▸ **Description of the task**:
When a line of the listing below has the string "your" in it, copy that line.

Records shown: Begin

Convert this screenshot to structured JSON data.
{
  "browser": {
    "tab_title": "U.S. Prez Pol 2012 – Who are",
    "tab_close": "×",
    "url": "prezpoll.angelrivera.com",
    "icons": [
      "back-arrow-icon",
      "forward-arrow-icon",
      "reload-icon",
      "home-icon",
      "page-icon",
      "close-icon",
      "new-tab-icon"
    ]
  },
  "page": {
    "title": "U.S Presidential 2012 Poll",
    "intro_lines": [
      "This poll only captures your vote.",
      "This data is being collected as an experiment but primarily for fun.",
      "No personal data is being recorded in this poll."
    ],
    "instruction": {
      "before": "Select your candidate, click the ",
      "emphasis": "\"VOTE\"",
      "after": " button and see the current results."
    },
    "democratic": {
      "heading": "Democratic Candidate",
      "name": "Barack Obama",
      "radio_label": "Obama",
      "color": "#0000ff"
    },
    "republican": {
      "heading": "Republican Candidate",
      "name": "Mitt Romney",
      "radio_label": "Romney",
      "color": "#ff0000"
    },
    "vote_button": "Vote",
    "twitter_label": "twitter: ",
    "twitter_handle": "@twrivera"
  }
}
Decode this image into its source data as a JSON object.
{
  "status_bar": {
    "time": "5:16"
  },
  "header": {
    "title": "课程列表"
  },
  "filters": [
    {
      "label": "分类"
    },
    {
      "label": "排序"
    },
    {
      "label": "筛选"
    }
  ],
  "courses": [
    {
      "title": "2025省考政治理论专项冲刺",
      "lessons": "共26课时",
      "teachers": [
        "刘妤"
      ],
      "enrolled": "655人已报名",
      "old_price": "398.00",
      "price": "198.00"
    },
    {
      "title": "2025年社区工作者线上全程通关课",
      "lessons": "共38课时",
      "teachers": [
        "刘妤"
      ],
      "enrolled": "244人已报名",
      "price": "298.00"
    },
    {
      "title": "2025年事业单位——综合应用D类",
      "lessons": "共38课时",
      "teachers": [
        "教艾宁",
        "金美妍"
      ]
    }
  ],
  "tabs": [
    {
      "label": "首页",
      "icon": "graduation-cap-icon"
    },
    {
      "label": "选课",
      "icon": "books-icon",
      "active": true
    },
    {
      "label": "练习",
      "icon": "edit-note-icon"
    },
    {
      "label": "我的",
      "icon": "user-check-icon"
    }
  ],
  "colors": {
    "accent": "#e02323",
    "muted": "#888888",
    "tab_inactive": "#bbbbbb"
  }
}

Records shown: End

▸ **Solution to this task**:
      "This poll only captures your vote.",
      "before": "Select your candidate, click the ",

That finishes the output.